I get quizzical looks when I tell friends and family in Calgary that I’m off to explore the Iron Horse Trail. My husband guessed at its roots – an abandoned rail line but its location stumped everyone.
The Iron Horse Trail is the longest completed section of the Trans Canada Trail in Alberta. Located northeast of Edmonton, it cuts a 300 kilometre swath across the province beginning 20 kilometres west of Smoky Lake at Waskatenau and continuing to a junction near Ashmont where it splits south to Heinsburg and north to Cold Lake. The trail is for hikers, cyclists, horseback riders ATVers and even canvas covered wagons in summer. In winter it’s used by cross-country skiers and snowmobilers.
Along the trail you can enjoy a diverse landscape of rolling hills, boreal forest, parklands, wetlands, jack pine forests along with stops at historic towns, a National Historic Site – Métis Crossing located beside the North Saskatchewan River, and Fort George Buckingham House, a provincial historic site near Elk Point. This part of Alberta is called the Land of Big and after a few stops in the small towns you’ll soon understand why.
The Iron Horse Trail owes its life to the CN Railway.
For years the train was an important artery through many of the small towns you end up visiting along the trail including Smoky Lake, Vilna, Bonnyville, St. Paul and Elk Point. Over the last few decades service has been discontinued along these uneconomical lines. As the lines were retired, CN pulled up the rails, leaving a nicely graded, albeit overgrown trail behind.

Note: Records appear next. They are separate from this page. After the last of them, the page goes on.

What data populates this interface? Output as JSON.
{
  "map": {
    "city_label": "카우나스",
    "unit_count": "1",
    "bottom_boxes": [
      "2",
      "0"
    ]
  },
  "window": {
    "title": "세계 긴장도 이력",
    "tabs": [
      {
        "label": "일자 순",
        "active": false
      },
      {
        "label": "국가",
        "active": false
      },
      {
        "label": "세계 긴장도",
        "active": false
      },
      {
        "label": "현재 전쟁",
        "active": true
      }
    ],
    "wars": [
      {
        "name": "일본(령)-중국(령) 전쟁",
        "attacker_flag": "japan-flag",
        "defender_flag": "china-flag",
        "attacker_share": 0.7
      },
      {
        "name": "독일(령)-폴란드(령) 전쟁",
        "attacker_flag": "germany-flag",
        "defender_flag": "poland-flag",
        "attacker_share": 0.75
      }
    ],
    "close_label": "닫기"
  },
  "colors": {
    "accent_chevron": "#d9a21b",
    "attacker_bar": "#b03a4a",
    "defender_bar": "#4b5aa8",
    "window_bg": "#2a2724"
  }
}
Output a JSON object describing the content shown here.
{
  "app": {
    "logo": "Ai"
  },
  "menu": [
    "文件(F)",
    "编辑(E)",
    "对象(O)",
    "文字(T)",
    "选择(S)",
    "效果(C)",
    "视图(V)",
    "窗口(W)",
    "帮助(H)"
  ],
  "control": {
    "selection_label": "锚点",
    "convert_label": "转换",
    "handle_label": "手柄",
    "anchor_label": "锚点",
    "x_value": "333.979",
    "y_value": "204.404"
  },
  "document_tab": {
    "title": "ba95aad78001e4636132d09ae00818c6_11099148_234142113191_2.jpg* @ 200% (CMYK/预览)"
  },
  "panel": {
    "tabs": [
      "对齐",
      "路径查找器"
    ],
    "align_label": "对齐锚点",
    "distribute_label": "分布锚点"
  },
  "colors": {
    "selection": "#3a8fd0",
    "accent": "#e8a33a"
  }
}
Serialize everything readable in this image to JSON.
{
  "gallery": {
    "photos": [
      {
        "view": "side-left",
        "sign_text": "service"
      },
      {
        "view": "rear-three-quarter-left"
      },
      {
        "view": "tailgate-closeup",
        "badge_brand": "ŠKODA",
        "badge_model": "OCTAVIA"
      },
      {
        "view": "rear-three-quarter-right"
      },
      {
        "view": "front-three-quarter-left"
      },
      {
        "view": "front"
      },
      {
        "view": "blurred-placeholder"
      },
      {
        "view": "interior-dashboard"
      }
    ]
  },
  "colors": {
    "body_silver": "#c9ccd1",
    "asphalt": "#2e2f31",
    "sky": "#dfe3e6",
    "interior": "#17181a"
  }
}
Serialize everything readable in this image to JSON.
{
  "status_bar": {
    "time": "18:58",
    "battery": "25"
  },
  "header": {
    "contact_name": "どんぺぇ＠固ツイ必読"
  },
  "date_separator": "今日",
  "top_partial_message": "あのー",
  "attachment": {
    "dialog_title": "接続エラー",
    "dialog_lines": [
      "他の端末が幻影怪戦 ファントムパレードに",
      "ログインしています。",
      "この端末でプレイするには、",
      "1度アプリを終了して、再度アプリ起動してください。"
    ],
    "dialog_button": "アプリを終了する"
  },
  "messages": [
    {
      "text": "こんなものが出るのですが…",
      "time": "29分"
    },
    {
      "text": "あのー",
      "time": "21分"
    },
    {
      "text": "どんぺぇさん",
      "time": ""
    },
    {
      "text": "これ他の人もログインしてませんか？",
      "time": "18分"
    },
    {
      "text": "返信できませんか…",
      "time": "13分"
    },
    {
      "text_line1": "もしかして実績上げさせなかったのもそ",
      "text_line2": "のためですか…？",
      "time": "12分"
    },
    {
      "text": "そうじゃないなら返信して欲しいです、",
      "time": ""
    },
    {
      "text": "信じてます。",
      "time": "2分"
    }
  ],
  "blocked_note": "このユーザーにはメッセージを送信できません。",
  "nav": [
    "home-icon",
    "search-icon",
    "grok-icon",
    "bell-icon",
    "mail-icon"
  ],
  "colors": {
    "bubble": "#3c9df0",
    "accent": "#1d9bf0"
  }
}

Along came dedicated volunteers with a vision to turn these old rail-beds into a year round recreational corridor. The land between Heinsburg and Elk Point was the first section acquired through much negotiation with CN. That started the whole process with more communities to the west and north jumping on board. Today there are ten municipalities in eastern Alberta with a very big interest in seeing the continued success of the Iron Horse Trail, including Vilna with its beautiful old buildings pictured below.
Biking the Iron Horse Trail
I explored the trail over a couple of days with Sheila and Jim, a couple who spent a large part of their working lives living in eastern Alberta as educators. Sheila has been particularly invested as a board member and tireless fighter for the Iron Horse Trail. She was extremely keen to show me as much as we could cover in the short time that we had. Jim was ever patient as a chauffeur and car washer (you’ll understand if you scroll down).
Our original plan had been to canoe the North Saskatchewan River from Métis Crossing to Victoria Settlement Provincial Historic Site and then return to Métis Crossing via bike. Unfortunately the day before we’d had extreme weather conditions with lots of wind and rain. The North Saskatchewan River was full of whitecaps and running hard so we nixed that – and drove instead – but first we got a tour of Métis Crossing, one of the sites for a supper and voyageur dance as part of this summer’s Voyageur Brigade.
We settled on a bike ride between Lindbergh and Heinsburg, one of the prettiest sections of trail. However, after testing conditions for about six kilometres we wimped out and called it a day. The trail is best cycled when dry on a mountain bike. My bike had bigger tires than Sheila’s and was easier to maneuver through slippery cow paddies and deep mud. You can tell she doesn’t look too thrilled in the photo below – and this was the clean section.
Some parts of the Iron Horse Trail are more compacted than others so the cycling is easier. A case in point is Warspite, one of twenty staging areas along the trail, complete with washrooms and parking.
What you should know before you visit the Iron Horse Trail
- There are loads of events along the trail including the Iron Horse Ultra 100 Marathon.
- Locals are incredibly kind and helpful. Ask for help if you need it.
- There are lots of campgrounds and small hotels/motels along the route. Whitney Lakes Provincial Park is in a particularly attractive area.
- If you’re biking take a patch repair kit, pump and spare inner tube as there is little in the way of bike services.
- Wildlife including moose and deer are often sighted. Birding is excellent.
Exploring the Iron Horse Trail helps you learn something of Alberta’s history and shows you a side of the province you probably haven’t seen. I discovered a beautiful and underappreciated landscape with some of the friendliest people west of Newfoundland.
Visit Iron Horse Trail for more information and a downloadable map.
A huge thank you to Sheila and Jim and Alberta TrailNet for hosting me.